The Astonishing Color of After
By: Emily X.R. Pan
# of pages: 462
Quote: “Nothing is right, she says. The only three words I catch. If someone had asked me, I would’ve said that everything seemed right except for my mother, who seemed totally wrong, and that in turn made everything else feel dark and stained. I would’ve carved out my heart and brain and given them to her just so she could feel right again.”
Leigh Chen Sanders is absolutely certain about one thing: When her mother died by suicide, she turned into a bird.
Leigh, who is half Asian and half white, travels to Taiwan to meet her maternal grandparents for the first time. There, she is determined to find her mother, the bird. In her search, she winds up chasing after ghosts, uncovering family secrets, and forging a new relationship with her grandparents. And as she grieves, she must try to reconcile the fact that on the same day she kissed her best friend and longtime secret crush, Axel, her mother was taking her own life.
Alternating between real and magic, past and present, friendship and romance, hope and despair, The Astonishing Color of After is a novel about finding oneself through family history, art, grief, and love.
My review: Part of this hit close to home since it’s in part about a mother struggling with depression. So maybe that’s why I didn’t enjoy this book more, it was heartbreaking at times. It was a beautifully written book, but it was hard for me to immerse myself in the story.
The story is about Leigh, who is an average teenager until her mother dies by suicide one afternoon while she’s hanging out with her best friend and crush, Axel. One day, while she’s in the midst of grieving, a package is delivered by a bird that Leigh recognizes as her mother.

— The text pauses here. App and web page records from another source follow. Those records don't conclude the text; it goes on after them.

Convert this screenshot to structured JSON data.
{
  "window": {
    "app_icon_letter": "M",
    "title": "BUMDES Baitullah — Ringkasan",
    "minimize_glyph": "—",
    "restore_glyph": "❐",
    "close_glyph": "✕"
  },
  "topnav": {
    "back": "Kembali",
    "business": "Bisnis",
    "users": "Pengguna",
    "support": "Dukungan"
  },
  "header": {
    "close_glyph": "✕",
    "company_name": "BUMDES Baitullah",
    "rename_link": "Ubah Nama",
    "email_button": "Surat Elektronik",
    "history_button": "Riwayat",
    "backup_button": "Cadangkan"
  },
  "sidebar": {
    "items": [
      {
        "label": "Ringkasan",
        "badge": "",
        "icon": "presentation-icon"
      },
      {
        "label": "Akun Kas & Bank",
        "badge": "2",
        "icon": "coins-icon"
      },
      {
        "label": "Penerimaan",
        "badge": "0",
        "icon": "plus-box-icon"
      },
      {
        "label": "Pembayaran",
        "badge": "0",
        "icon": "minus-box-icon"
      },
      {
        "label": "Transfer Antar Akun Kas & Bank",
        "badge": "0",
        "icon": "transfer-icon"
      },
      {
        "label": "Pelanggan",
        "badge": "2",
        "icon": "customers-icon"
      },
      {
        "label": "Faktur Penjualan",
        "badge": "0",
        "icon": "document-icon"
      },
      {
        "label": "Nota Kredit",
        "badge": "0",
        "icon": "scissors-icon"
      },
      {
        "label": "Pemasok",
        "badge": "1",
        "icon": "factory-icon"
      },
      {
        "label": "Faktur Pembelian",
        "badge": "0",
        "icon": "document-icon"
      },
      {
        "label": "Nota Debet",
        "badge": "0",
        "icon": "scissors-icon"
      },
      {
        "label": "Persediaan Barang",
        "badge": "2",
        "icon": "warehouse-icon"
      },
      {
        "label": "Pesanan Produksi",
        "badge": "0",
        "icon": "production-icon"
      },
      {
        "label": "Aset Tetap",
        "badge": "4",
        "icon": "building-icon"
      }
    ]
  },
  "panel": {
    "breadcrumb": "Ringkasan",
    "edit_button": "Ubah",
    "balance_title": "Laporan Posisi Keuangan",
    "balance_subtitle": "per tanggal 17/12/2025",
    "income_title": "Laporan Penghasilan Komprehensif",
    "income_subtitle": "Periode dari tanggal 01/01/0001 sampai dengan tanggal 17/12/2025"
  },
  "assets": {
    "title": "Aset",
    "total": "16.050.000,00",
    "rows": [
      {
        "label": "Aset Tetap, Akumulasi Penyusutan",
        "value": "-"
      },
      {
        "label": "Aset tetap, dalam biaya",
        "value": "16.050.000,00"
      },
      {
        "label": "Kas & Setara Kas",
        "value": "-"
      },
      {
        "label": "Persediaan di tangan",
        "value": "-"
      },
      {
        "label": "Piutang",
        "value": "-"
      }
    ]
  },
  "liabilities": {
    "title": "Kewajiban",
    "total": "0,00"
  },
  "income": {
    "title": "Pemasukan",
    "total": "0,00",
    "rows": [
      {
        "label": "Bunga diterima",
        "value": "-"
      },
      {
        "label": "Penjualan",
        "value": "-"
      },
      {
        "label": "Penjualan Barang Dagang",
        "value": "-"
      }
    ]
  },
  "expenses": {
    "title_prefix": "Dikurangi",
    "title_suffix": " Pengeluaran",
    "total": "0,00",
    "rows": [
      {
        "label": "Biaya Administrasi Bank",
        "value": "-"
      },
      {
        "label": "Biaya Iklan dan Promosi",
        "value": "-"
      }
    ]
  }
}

The package contains photographs and information about her mom’s family in Taiwan. She travels to visit her grandparents and begins a journey of making new memories with her grandparents and uncovering the memories of her grandparents and parents in the process.
The story was long and felt disjointed at times. I think it was supposed to feel that way, but it kind of lost me. But like I said before, I think part of my reluctance to read was the way it made me feel personally as a mom dealing with depression.
Why I gave this book 3/5 stars: Beautiful narrative, but a little too drawn out and disjointed.